In an earlier post I wrote about the satellite-based monitoring (SBM) effective-date question resolved by the court of appeals in State v. Cowan. To paraphrase Inigo Montoya, let me sum up: August 16, 2006 is the effective date that matters for SBM. Today, I want to come back around to another issue discussed (but not finally resolved) in Cowan: what is an offense that “involved the physical, mental, or sexual abuse of a minor,” and what should the court look at to determine whether an offender committed one?
To recap the general facts of the case, Mr. Cowan pled guilty to solicitation to commit indecent liberties with a child for sexual acts involving a four-year-old girl. At his G.S. 14-208.40B SBM determination hearing, the court ruled that he was not a sexually violent predator, not a recidivist, and not an aggravated offender, and that he had not been convicted of rape or sexual offense of a child by an adult offender under G.S. 14-27.2A or -27.4A. Thus, he did not fall in any of the categories that trigger mandatory lifetime enrollment in SBM. The court did, however, decide that Cowan had committed an offense that “involved the physical, mental, or sexual abuse of a minor,” and that based on a DOC risk assessment (his Static-99 scored out “High”) he required the highest possible level of supervision and monitoring. As a result, the judge ordered him to enroll in SBM for a period specified by the court—in this case, life. (For ease of reference, I’ll point out that DOC refers to SBM enrollees who aren’t subject to mandatory lifetime SBM as “conditional” offenders—as in, whether and how long they are monitored is conditioned upon the results of a risk assessment and the discretion of the court.)
Cowan argued that determinations of whether an offense involved the physical, mental, or sexual abuse of a minor should, like aggravated offense determinations under State v. Davison and State v. Singleton (discussed here), be based solely upon the elements of the conviction offense. And under that approach, he maintained in his brief, solicitation to commit indecent liberties would not qualify as abuse of a minor for two reasons. First, the target crime of indecent liberties does not, in a categorical, elemental sense, require a sexual act, physical force, or mental abuse. Second, a solicitation to commit that crime—complete upon merely asking another to commit it—does not necessarily require any physical, mental, or sexual abuse at all.
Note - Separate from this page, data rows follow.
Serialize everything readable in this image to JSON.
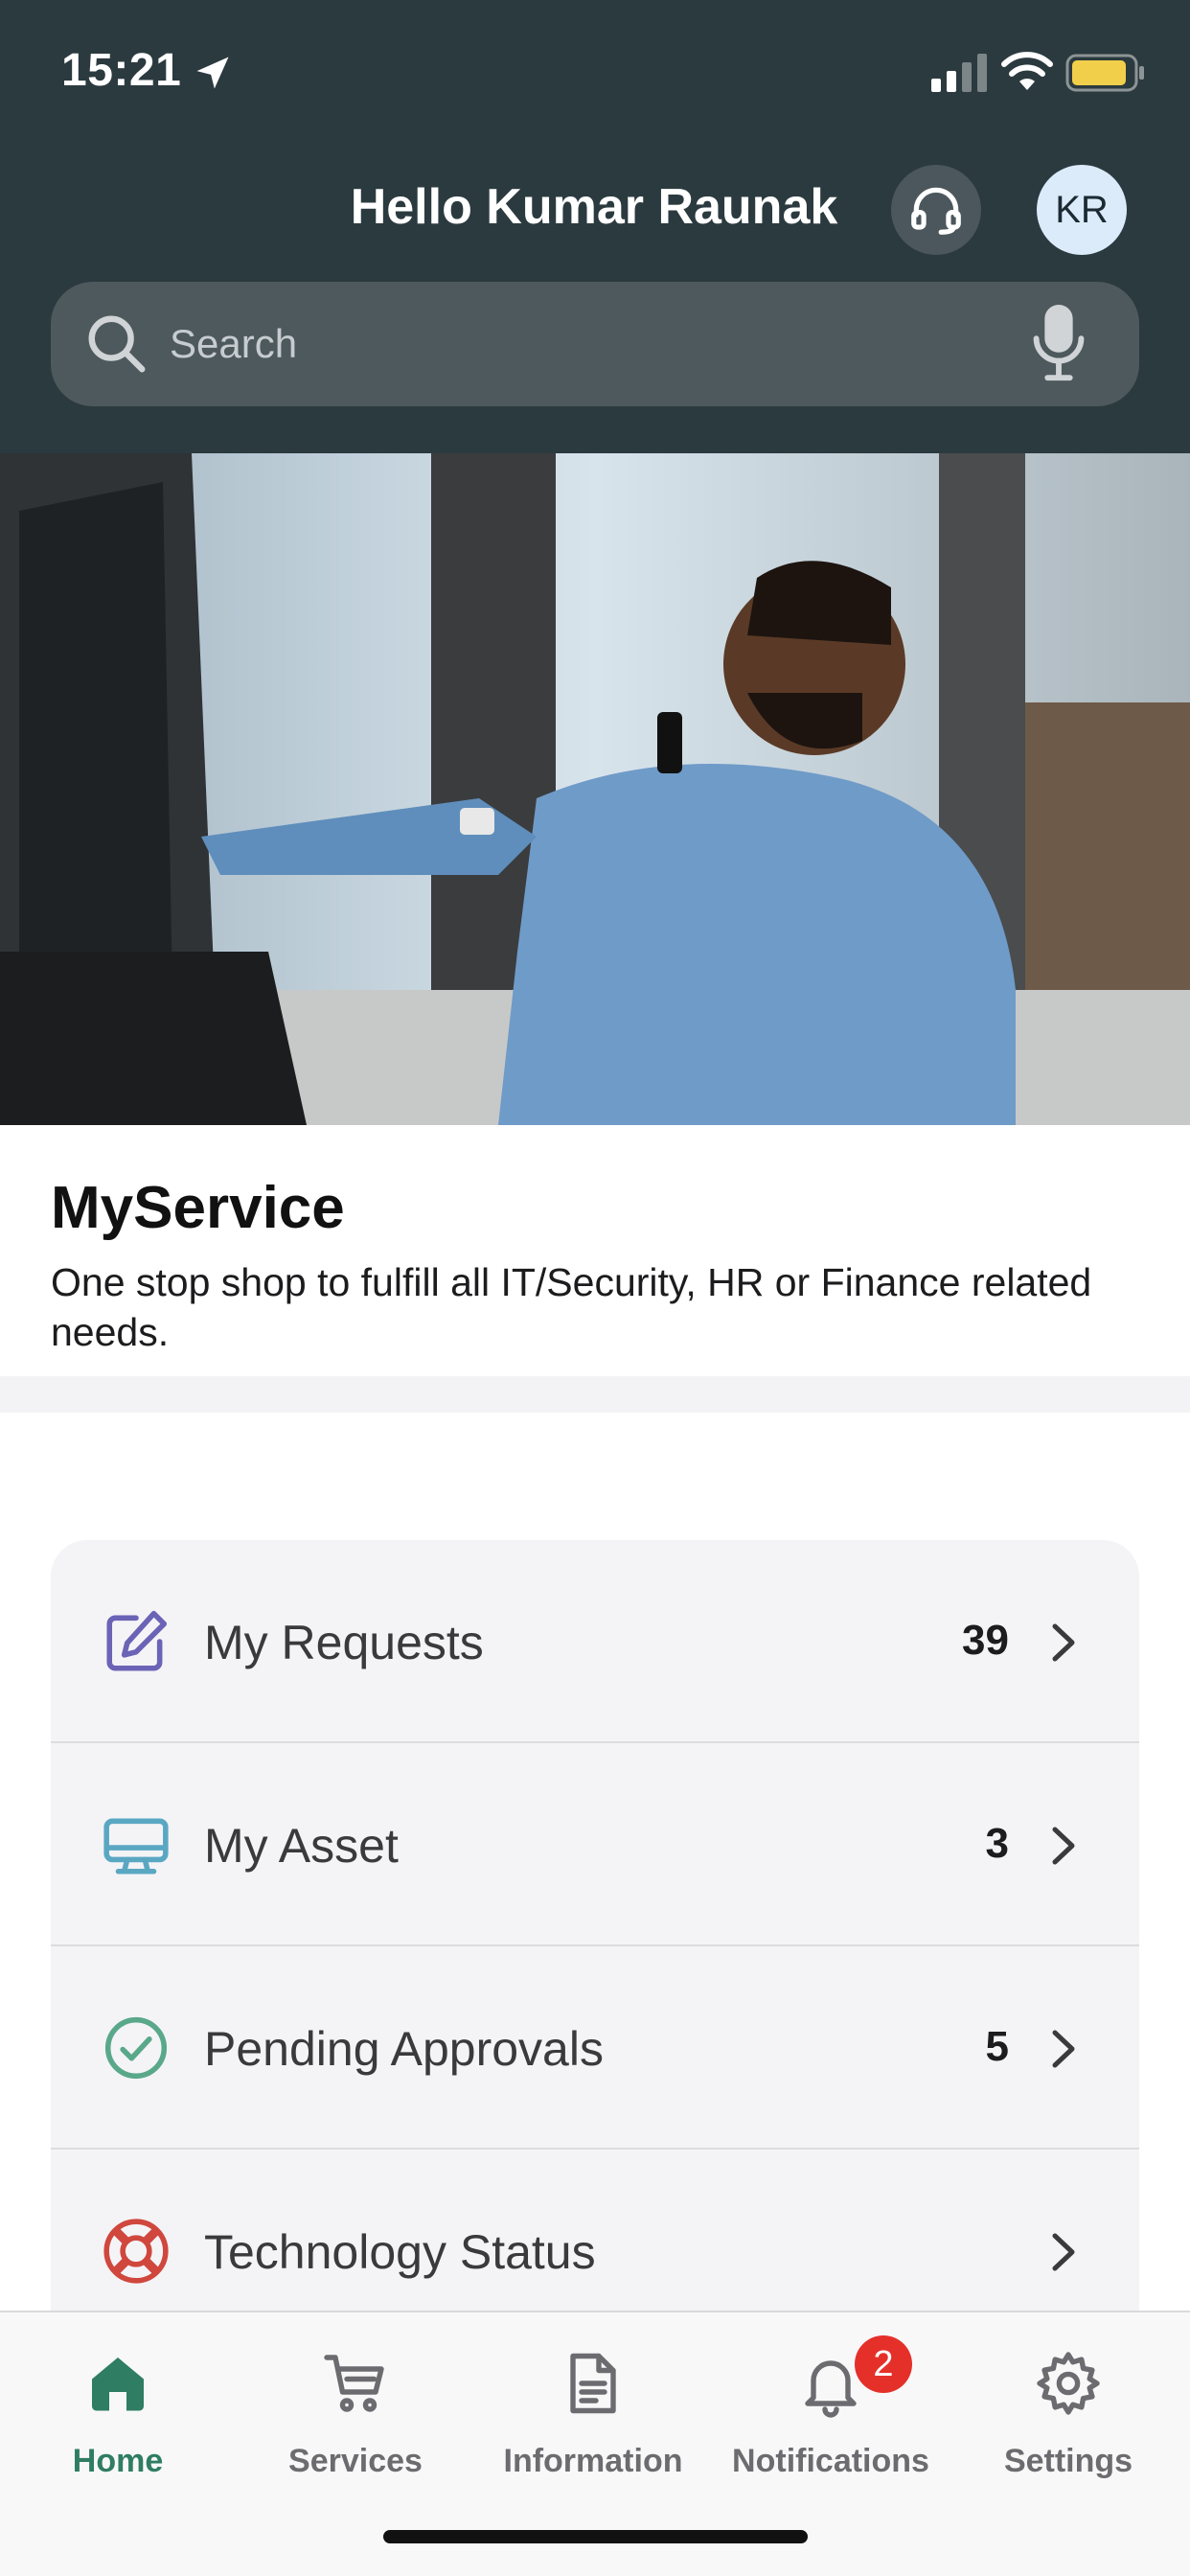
{
  "status_bar": {
    "time": "15:21"
  },
  "header": {
    "greeting": "Hello Kumar Raunak",
    "avatar_initials": "KR",
    "search": {
      "placeholder": "Search",
      "value": ""
    }
  },
  "intro": {
    "title": "MyService",
    "description": "One stop shop to fulfill all IT/Security, HR or Finance related needs."
  },
  "menu": {
    "items": [
      {
        "label": "My Requests",
        "count": "39",
        "icon": "edit-icon",
        "color": "#6b63b5"
      },
      {
        "label": "My Asset",
        "count": "3",
        "icon": "monitor-icon",
        "color": "#5aa7c2"
      },
      {
        "label": "Pending Approvals",
        "count": "5",
        "icon": "check-circle-icon",
        "color": "#5aa88a"
      },
      {
        "label": "Technology Status",
        "count": "",
        "icon": "lifebuoy-icon",
        "color": "#d0473d"
      }
    ]
  },
  "tabbar": {
    "items": [
      {
        "label": "Home",
        "icon": "home-icon",
        "active": true
      },
      {
        "label": "Services",
        "icon": "cart-icon",
        "active": false
      },
      {
        "label": "Information",
        "icon": "document-icon",
        "active": false
      },
      {
        "label": "Notifications",
        "icon": "bell-icon",
        "active": false,
        "badge": "2"
      },
      {
        "label": "Settings",
        "icon": "gear-icon",
        "active": false
      }
    ]
  },
  "colors": {
    "header_bg": "#2b3a3f",
    "accent": "#2f7d62",
    "badge": "#e5302a"
  }
}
The court of appeals disagreed—even after assuming (without deciding) that the law requires an elements-based approach. Through a careful analysis of the dictionary definition of “involve,” the court ruled that G.S. 14-208.40(a)(2) encompasses both completed acts of abuse and inchoate “acts that create a substantial risk that such abuse will occur.” So, we know that a solicitation to do something can still involve that something within the language of the SBM law.
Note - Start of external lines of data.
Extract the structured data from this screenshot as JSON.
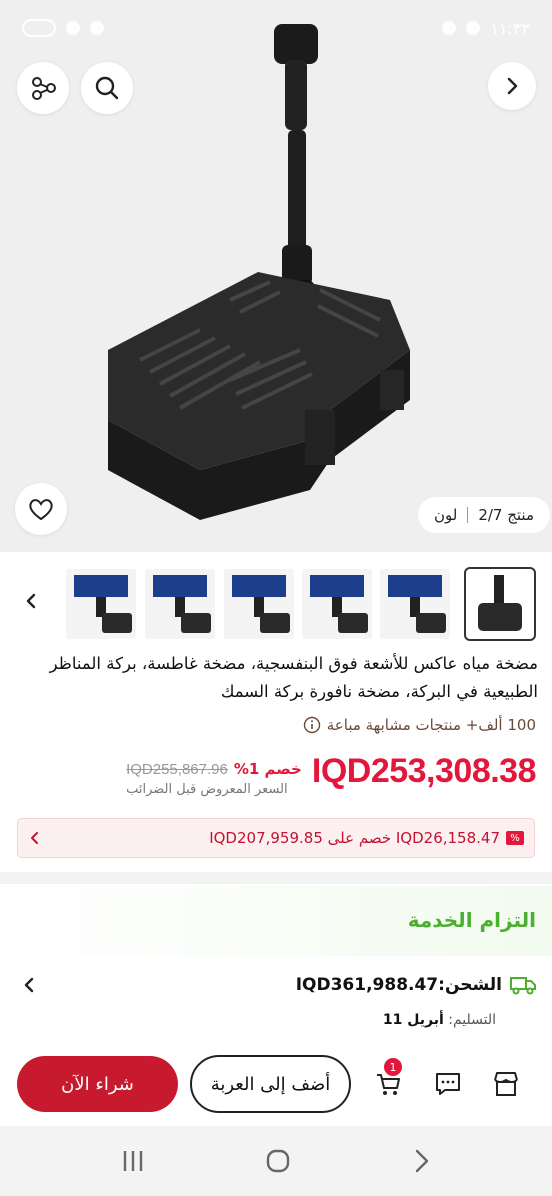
{
  "status_bar": {
    "time": "١١:٣٢"
  },
  "gallery": {
    "counter": "منتج 2/7",
    "variant_label": "لون",
    "thumbnail_count_note": ""
  },
  "product": {
    "title": "مضخة مياه عاكس للأشعة فوق البنفسجية، مضخة غاطسة، بركة المناظر الطبيعية في البركة، مضخة نافورة بركة السمك",
    "sold_text": "100 ألف+ منتجات مشابهة مباعة",
    "price": "IQD253,308.38",
    "discount": "خصم 1%",
    "old_price": "IQD255,867.96",
    "pretax_note": "السعر المعروض قبل الضرائب"
  },
  "coupon": {
    "text": "IQD26,158.47 خصم على IQD207,959.85"
  },
  "service": {
    "title": "التزام الخدمة"
  },
  "shipping": {
    "label": "الشحن:IQD361,988.47",
    "delivery_label": "التسليم:",
    "delivery_date": "أبريل 11"
  },
  "actions": {
    "buy_now": "شراء الآن",
    "add_to_cart": "أضف إلى العربة",
    "cart_badge": "1"
  },
  "colors": {
    "accent": "#e2173b",
    "buy_button": "#c81a2e",
    "service_green": "#4caf2d"
  }
}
But what’s the something?
“Aggravated offense” is defined in G.S. 14-208.6(1a). That definition itself includes several essential elements (penetration and force or victim age), against which the elements of the conviction offense are mapped to determine whether the aggravated-offense requirements are satisfied. By contrast, “physical, mental, or sexual abuse of a minor” is undefined; the term first appeared in the General Statutes in 1996 in the context of special supervision conditions for certain probationers and post-release supervisees. S.L. 1996-18-es2, § 20.14. It’s harder, therefore, to know what elements to look for in a conviction offense to determine whether it meets the definition. Would employing a minor in an offense against public morality under G.S. 14-190.6 be covered? It necessarily involves a minor, but is it “abuse”? What about the sexual exploitation of a minor crimes? Solicitation of a child by computer? Even if you could look at the facts behind those convictions, it’s not clear from Cowan precisely which facts would be necessary to prove that “abuse of a minor” occurred.
Thus far, the best we can say as a matter of case law is that indecent liberties qualifies as sexual abuse of a minor under Cowan (and State v. Morrow) and that statutory rape of a 13-, 14-, or 15-year-old under G.S. 14-27.7A(a) qualifies under State v. Smith. 687 S.E.2d 525 (2010) (“Statutory rape is, by definition, an offense involving the sexual abuse of a minor.”). As far as which other crimes might also qualify, I sometimes suggest looking at the definition of “abused juvenile” in G.S. 7B-101(1) as a starting point for arguments about which crimes might rise to the level of “abuse.”
Finally, the Cowan court also noted that the trial court erred by ordering the defendant to enroll in SBM for life. For conditional offenders under G.S. 14-208.40(a)(2)—who have necessarily been deemed to fall outside the lifetime SBM categories set out in G.S. 14-208.40(a)(1) or -208.40(a)(3)—the “period of time . . . specified by the court” should, the court said in a footnote, be a “term of years,” not life.